Square 322 original

Born in South Africa in May 1950, Martin Plaut received his first degree in Social Science from the University of Cape Town, and an Honours degree in Industrial Relations from the University of the Witwatersrand, before going on to do an MA at the University of Warwick. In 1978 he worked for a year as an Industrial Relations officer with Mobil Oil before joining the British Labour Party as secretary on Africa and the Middle East.

In 1984 he joined the BBC, working primarily on Africa. He has reported from many parts of the continent but specialises in the Horn of Africa and Southern Africa. He is currently Africa editor for BBC World Service News. Martin Plaut has advised the Foreign & Commonwealth Office and the US State Department. For two years he was an Associate Fellow of the Royal Institute of International Affairs, leading their Africa research programme and continues to be an active member.

His previous publications include: Power! Black workers, their unions and the struggle for freedom in South Africa (Spokesman Press, 1984, with Denis MacShane and David Ward); South Africa: Out of the Laager? Fabian Society (1991); War in the Horn Royal Institute of International Affairs (1999, with Patrick Gilkes); Unfinished Business: Ethiopia and Eritrea at War (Red Sea Press, 2005); Ethiopia and Eritrea: Allergic to persuasion (Royal Institute of International Affairs, 2007, with Sally Healy); Fighting for Britain: African soldiers in the Second World War (2010, James Currey, by David Killingray, with Martin Plaut); The Hamster of Hampstead Heath (2007, self-published).

Favourite books:

1. Master of the Senate by Robert Caro - Robert Caro’s epic biography of President Lyndon Johnson taught me more about American politics than anything I have ever read.

2. Mafeking Road by Herman Charles Bosman - Herman Charles Bosman’s short stories, written in the 1940s still explain much that is relevant about South Africa today.

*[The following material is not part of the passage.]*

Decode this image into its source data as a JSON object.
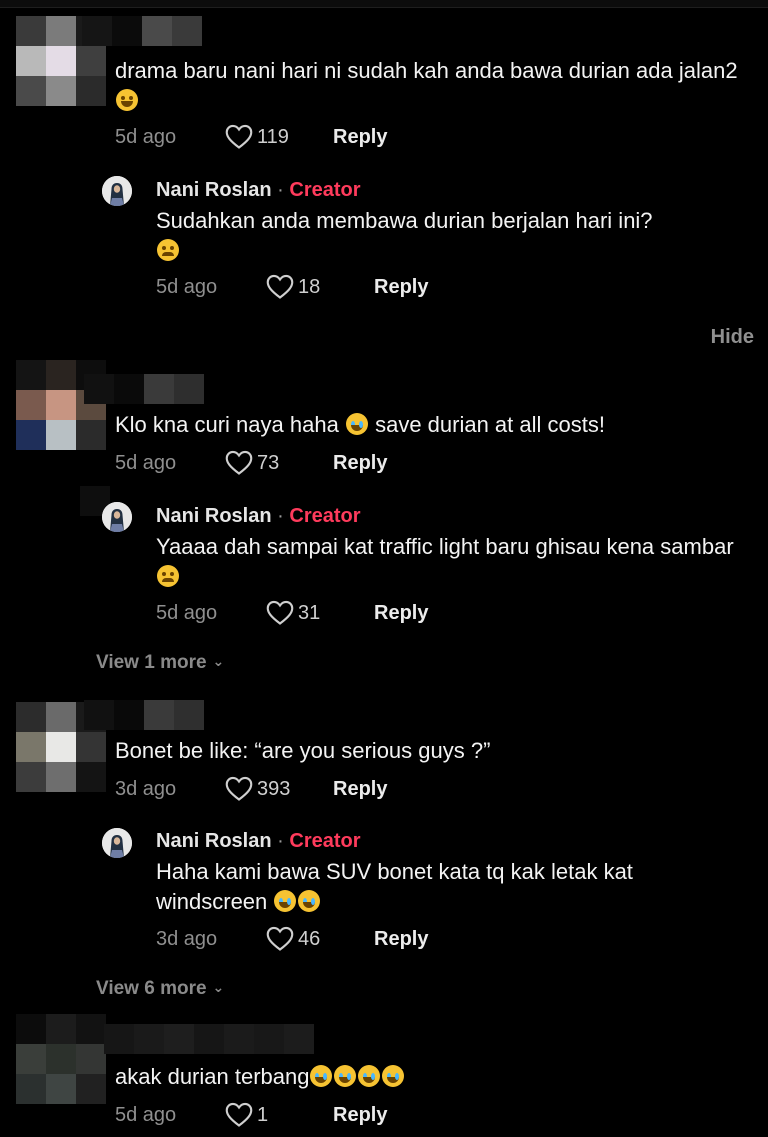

3. Black Protest Politics in South Africa to 1912 by Andre Odendaal - anyone wanting to understand the origins of the African National Congress should try to read this


Who Rules South Africa?